Any pictures should be dropped; everything else in the records is to be returned exactly.

----- Supplied material -----

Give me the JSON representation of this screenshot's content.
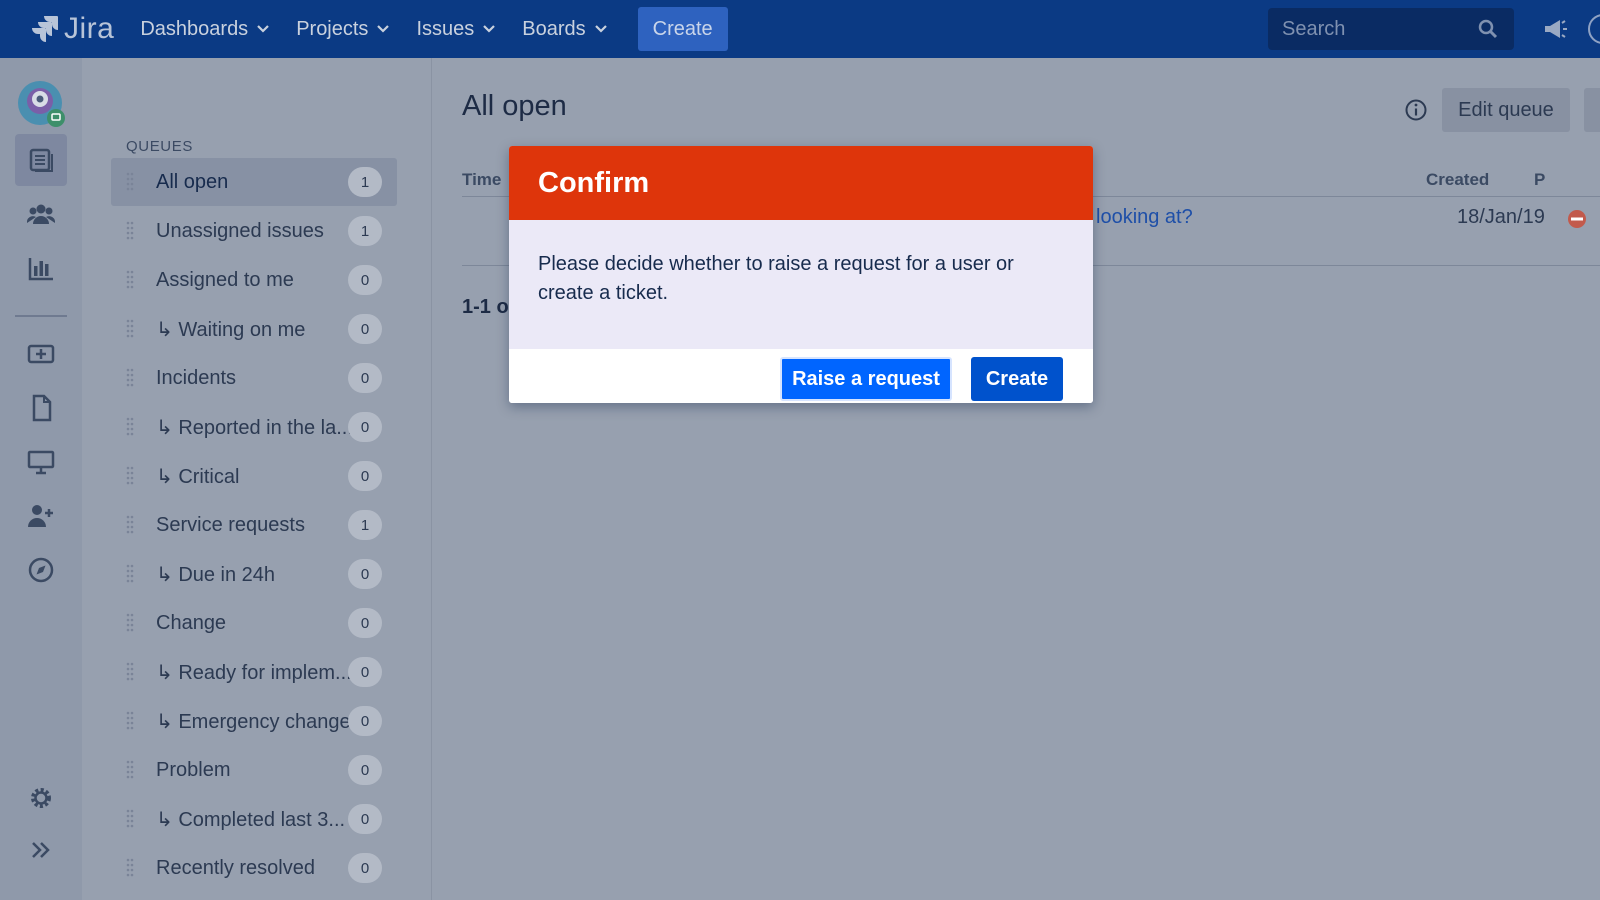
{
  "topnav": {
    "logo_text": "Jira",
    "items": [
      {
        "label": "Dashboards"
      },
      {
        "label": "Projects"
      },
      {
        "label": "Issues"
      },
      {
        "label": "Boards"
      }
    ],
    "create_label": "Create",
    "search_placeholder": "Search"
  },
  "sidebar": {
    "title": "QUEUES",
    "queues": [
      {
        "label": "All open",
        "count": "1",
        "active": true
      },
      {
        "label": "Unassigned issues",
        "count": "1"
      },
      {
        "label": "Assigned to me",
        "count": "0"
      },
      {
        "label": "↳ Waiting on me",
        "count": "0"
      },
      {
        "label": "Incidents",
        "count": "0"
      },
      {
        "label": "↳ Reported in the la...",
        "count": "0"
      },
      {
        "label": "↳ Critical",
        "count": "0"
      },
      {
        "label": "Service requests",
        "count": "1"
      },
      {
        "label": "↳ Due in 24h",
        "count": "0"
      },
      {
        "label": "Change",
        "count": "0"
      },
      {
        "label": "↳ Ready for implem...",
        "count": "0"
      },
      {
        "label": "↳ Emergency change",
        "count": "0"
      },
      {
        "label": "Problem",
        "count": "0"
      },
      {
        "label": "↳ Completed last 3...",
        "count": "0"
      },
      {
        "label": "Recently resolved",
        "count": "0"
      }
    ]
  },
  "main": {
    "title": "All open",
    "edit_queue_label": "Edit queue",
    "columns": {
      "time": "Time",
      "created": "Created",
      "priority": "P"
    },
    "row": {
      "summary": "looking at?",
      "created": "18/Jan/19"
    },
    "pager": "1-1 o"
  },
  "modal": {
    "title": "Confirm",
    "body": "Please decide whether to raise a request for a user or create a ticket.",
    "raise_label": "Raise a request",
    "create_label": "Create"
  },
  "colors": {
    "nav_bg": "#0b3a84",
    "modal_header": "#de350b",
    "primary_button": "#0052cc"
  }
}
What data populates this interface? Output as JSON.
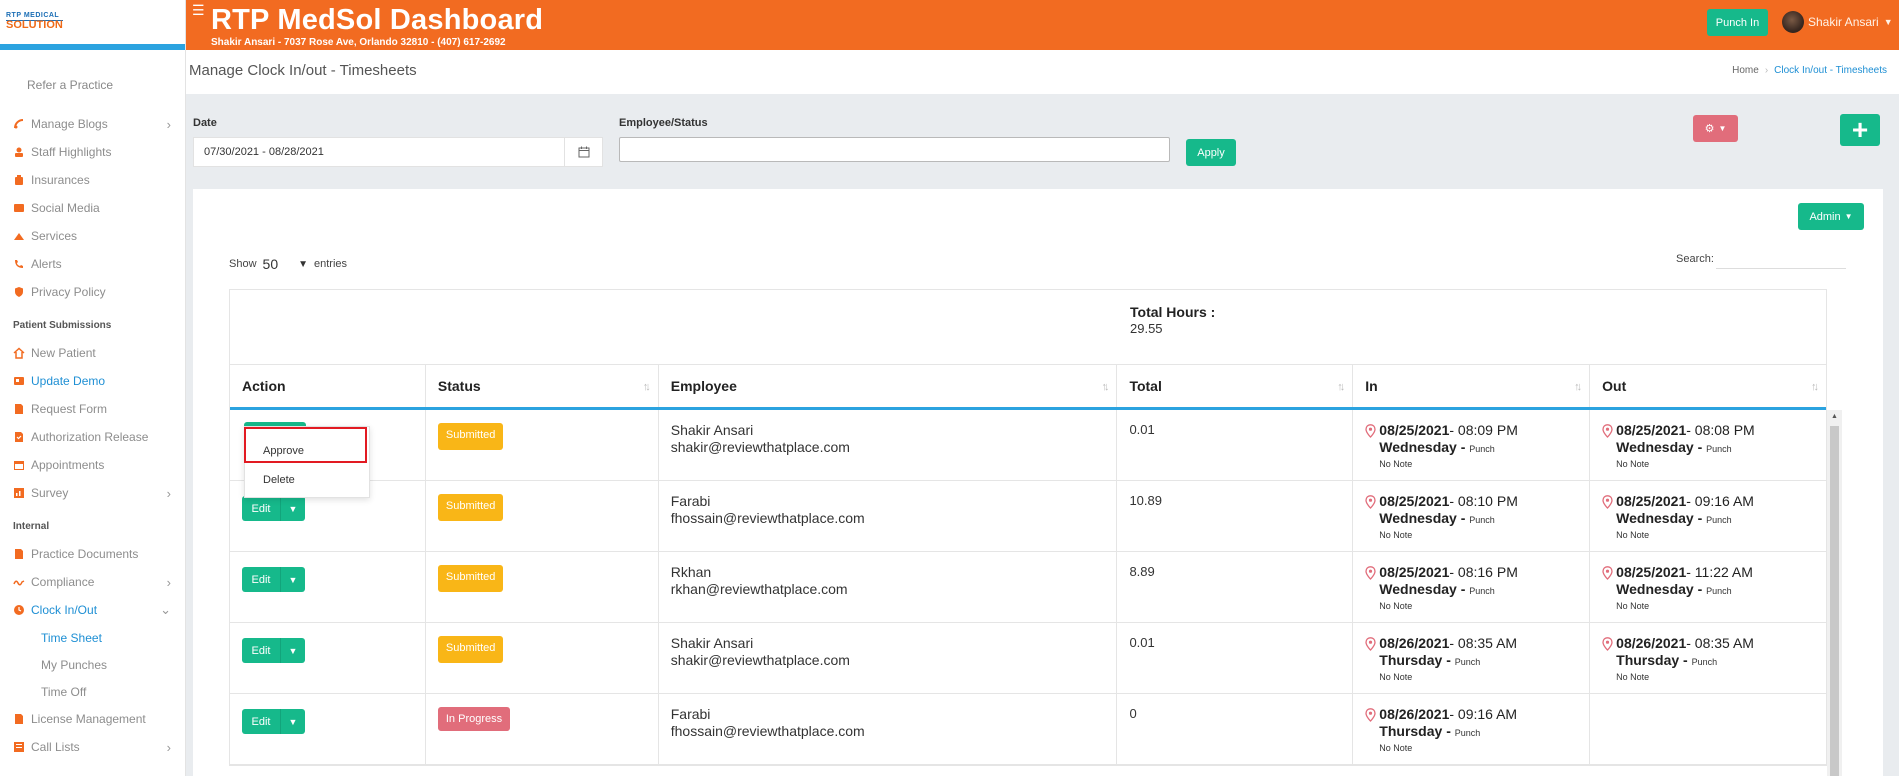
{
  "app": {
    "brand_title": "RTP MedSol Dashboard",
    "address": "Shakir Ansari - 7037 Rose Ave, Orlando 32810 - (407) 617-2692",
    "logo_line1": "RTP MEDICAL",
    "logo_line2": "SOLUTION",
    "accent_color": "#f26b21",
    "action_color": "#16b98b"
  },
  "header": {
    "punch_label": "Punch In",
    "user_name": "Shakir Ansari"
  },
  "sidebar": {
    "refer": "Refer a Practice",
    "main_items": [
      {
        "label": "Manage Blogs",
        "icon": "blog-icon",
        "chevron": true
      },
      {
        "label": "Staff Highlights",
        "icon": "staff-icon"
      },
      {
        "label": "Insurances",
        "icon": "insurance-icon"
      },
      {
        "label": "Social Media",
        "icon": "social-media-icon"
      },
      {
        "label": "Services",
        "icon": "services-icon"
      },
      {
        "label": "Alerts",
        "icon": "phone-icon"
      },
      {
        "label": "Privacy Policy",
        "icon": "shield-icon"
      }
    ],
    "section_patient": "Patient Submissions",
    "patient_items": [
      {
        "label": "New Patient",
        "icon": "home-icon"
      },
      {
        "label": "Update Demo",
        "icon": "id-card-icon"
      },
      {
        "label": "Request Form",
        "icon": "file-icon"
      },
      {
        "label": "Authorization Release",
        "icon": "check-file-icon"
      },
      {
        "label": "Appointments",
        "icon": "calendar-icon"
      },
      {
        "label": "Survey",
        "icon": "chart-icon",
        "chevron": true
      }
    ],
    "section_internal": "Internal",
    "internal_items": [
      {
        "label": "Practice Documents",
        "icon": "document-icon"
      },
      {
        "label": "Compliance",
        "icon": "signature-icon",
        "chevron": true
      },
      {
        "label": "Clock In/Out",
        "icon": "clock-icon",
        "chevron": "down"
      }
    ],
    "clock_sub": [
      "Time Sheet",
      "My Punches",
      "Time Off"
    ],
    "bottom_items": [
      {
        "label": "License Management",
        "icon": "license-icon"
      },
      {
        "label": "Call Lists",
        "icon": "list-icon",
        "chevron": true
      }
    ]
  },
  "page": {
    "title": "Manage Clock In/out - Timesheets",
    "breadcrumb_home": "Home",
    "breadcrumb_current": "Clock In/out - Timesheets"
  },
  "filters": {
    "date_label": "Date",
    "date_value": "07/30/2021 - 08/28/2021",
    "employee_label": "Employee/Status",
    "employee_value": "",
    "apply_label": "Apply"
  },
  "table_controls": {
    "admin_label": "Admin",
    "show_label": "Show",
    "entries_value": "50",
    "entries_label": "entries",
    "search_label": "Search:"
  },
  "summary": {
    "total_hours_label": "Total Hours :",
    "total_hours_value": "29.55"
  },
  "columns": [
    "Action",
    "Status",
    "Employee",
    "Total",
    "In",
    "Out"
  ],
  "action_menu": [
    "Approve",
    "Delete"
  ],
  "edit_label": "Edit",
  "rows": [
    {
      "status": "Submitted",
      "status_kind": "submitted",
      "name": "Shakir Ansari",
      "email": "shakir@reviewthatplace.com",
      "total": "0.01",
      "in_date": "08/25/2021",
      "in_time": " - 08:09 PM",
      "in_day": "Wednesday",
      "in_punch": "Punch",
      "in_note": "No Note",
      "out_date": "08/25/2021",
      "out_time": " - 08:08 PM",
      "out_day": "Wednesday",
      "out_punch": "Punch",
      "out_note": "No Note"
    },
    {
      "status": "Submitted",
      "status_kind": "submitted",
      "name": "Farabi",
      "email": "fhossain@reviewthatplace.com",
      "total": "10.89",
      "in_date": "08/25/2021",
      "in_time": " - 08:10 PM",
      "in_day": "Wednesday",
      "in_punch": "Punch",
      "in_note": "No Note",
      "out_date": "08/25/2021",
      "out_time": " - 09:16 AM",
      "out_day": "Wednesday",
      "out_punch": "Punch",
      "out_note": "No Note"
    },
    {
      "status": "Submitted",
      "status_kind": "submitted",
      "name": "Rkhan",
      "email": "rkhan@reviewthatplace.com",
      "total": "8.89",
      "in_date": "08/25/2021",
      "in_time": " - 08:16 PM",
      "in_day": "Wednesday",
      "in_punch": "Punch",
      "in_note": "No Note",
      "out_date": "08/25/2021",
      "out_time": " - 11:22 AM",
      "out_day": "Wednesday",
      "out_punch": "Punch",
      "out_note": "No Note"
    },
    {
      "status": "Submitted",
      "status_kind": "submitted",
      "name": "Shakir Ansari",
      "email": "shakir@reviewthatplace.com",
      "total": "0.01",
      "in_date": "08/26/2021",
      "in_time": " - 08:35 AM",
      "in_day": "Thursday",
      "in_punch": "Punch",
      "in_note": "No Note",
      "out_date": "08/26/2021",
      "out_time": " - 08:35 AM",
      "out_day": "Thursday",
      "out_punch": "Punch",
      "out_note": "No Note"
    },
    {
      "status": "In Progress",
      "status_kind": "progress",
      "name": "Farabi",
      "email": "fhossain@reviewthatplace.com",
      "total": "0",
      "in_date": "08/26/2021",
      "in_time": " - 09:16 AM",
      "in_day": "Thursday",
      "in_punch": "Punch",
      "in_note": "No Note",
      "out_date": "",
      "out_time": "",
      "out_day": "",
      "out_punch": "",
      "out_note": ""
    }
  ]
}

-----

Output of the exercise:
Give me the JSON representation of this screenshot's content.
{
  "topnav": {
    "logo_text": "Jira",
    "items": [
      {
        "label": "Dashboards"
      },
      {
        "label": "Projects"
      },
      {
        "label": "Issues"
      },
      {
        "label": "Boards"
      }
    ],
    "create_label": "Create",
    "search_placeholder": "Search"
  },
  "sidebar": {
    "title": "QUEUES",
    "queues": [
      {
        "label": "All open",
        "count": "1",
        "active": true
      },
      {
        "label": "Unassigned issues",
        "count": "1"
      },
      {
        "label": "Assigned to me",
        "count": "0"
      },
      {
        "label": "↳ Waiting on me",
        "count": "0"
      },
      {
        "label": "Incidents",
        "count": "0"
      },
      {
        "label": "↳ Reported in the la...",
        "count": "0"
      },
      {
        "label": "↳ Critical",
        "count": "0"
      },
      {
        "label": "Service requests",
        "count": "1"
      },
      {
        "label": "↳ Due in 24h",
        "count": "0"
      },
      {
        "label": "Change",
        "count": "0"
      },
      {
        "label": "↳ Ready for implem...",
        "count": "0"
      },
      {
        "label": "↳ Emergency change",
        "count": "0"
      },
      {
        "label": "Problem",
        "count": "0"
      },
      {
        "label": "↳ Completed last 3...",
        "count": "0"
      },
      {
        "label": "Recently resolved",
        "count": "0"
      }
    ]
  },
  "main": {
    "title": "All open",
    "edit_queue_label": "Edit queue",
    "columns": {
      "time": "Time",
      "created": "Created",
      "priority": "P"
    },
    "row": {
      "summary": "looking at?",
      "created": "18/Jan/19"
    },
    "pager": "1-1 o"
  },
  "modal": {
    "title": "Confirm",
    "body": "Please decide whether to raise a request for a user or create a ticket.",
    "raise_label": "Raise a request",
    "create_label": "Create"
  },
  "colors": {
    "nav_bg": "#0b3a84",
    "modal_header": "#de350b",
    "primary_button": "#0052cc"
  }
}
What data populates this interface? Output as JSON.
{
  "app": {
    "brand_title": "RTP MedSol Dashboard",
    "address": "Shakir Ansari - 7037 Rose Ave, Orlando 32810 - (407) 617-2692",
    "logo_line1": "RTP MEDICAL",
    "logo_line2": "SOLUTION",
    "accent_color": "#f26b21",
    "action_color": "#16b98b"
  },
  "header": {
    "punch_label": "Punch In",
    "user_name": "Shakir Ansari"
  },
  "sidebar": {
    "refer": "Refer a Practice",
    "main_items": [
      {
        "label": "Manage Blogs",
        "icon": "blog-icon",
        "chevron": true
      },
      {
        "label": "Staff Highlights",
        "icon": "staff-icon"
      },
      {
        "label": "Insurances",
        "icon": "insurance-icon"
      },
      {
        "label": "Social Media",
        "icon": "social-media-icon"
      },
      {
        "label": "Services",
        "icon": "services-icon"
      },
      {
        "label": "Alerts",
        "icon": "phone-icon"
      },
      {
        "label": "Privacy Policy",
        "icon": "shield-icon"
      }
    ],
    "section_patient": "Patient Submissions",
    "patient_items": [
      {
        "label": "New Patient",
        "icon": "home-icon"
      },
      {
        "label": "Update Demo",
        "icon": "id-card-icon"
      },
      {
        "label": "Request Form",
        "icon": "file-icon"
      },
      {
        "label": "Authorization Release",
        "icon": "check-file-icon"
      },
      {
        "label": "Appointments",
        "icon": "calendar-icon"
      },
      {
        "label": "Survey",
        "icon": "chart-icon",
        "chevron": true
      }
    ],
    "section_internal": "Internal",
    "internal_items": [
      {
        "label": "Practice Documents",
        "icon": "document-icon"
      },
      {
        "label": "Compliance",
        "icon": "signature-icon",
        "chevron": true
      },
      {
        "label": "Clock In/Out",
        "icon": "clock-icon",
        "chevron": "down"
      }
    ],
    "clock_sub": [
      "Time Sheet",
      "My Punches",
      "Time Off"
    ],
    "bottom_items": [
      {
        "label": "License Management",
        "icon": "license-icon"
      },
      {
        "label": "Call Lists",
        "icon": "list-icon",
        "chevron": true
      }
    ]
  },
  "page": {
    "title": "Manage Clock In/out - Timesheets",
    "breadcrumb_home": "Home",
    "breadcrumb_current": "Clock In/out - Timesheets"
  },
  "filters": {
    "date_label": "Date",
    "date_value": "07/30/2021 - 08/28/2021",
    "employee_label": "Employee/Status",
    "employee_value": "",
    "apply_label": "Apply"
  },
  "table_controls": {
    "admin_label": "Admin",
    "show_label": "Show",
    "entries_value": "50",
    "entries_label": "entries",
    "search_label": "Search:"
  },
  "summary": {
    "total_hours_label": "Total Hours :",
    "total_hours_value": "29.55"
  },
  "columns": [
    "Action",
    "Status",
    "Employee",
    "Total",
    "In",
    "Out"
  ],
  "action_menu": [
    "Approve",
    "Delete"
  ],
  "edit_label": "Edit",
  "rows": [
    {
      "status": "Submitted",
      "status_kind": "submitted",
      "name": "Shakir Ansari",
      "email": "shakir@reviewthatplace.com",
      "total": "0.01",
      "in_date": "08/25/2021",
      "in_time": " - 08:09 PM",
      "in_day": "Wednesday",
      "in_punch": "Punch",
      "in_note": "No Note",
      "out_date": "08/25/2021",
      "out_time": " - 08:08 PM",
      "out_day": "Wednesday",
      "out_punch": "Punch",
      "out_note": "No Note"
    },
    {
      "status": "Submitted",
      "status_kind": "submitted",
      "name": "Farabi",
      "email": "fhossain@reviewthatplace.com",
      "total": "10.89",
      "in_date": "08/25/2021",
      "in_time": " - 08:10 PM",
      "in_day": "Wednesday",
      "in_punch": "Punch",
      "in_note": "No Note",
      "out_date": "08/25/2021",
      "out_time": " - 09:16 AM",
      "out_day": "Wednesday",
      "out_punch": "Punch",
      "out_note": "No Note"
    },
    {
      "status": "Submitted",
      "status_kind": "submitted",
      "name": "Rkhan",
      "email": "rkhan@reviewthatplace.com",
      "total": "8.89",
      "in_date": "08/25/2021",
      "in_time": " - 08:16 PM",
      "in_day": "Wednesday",
      "in_punch": "Punch",
      "in_note": "No Note",
      "out_date": "08/25/2021",
      "out_time": " - 11:22 AM",
      "out_day": "Wednesday",
      "out_punch": "Punch",
      "out_note": "No Note"
    },
    {
      "status": "Submitted",
      "status_kind": "submitted",
      "name": "Shakir Ansari",
      "email": "shakir@reviewthatplace.com",
      "total": "0.01",
      "in_date": "08/26/2021",
      "in_time": " - 08:35 AM",
      "in_day": "Thursday",
      "in_punch": "Punch",
      "in_note": "No Note",
      "out_date": "08/26/2021",
      "out_time": " - 08:35 AM",
      "out_day": "Thursday",
      "out_punch": "Punch",
      "out_note": "No Note"
    },
    {
      "status": "In Progress",
      "status_kind": "progress",
      "name": "Farabi",
      "email": "fhossain@reviewthatplace.com",
      "total": "0",
      "in_date": "08/26/2021",
      "in_time": " - 09:16 AM",
      "in_day": "Thursday",
      "in_punch": "Punch",
      "in_note": "No Note",
      "out_date": "",
      "out_time": "",
      "out_day": "",
      "out_punch": "",
      "out_note": ""
    }
  ]
}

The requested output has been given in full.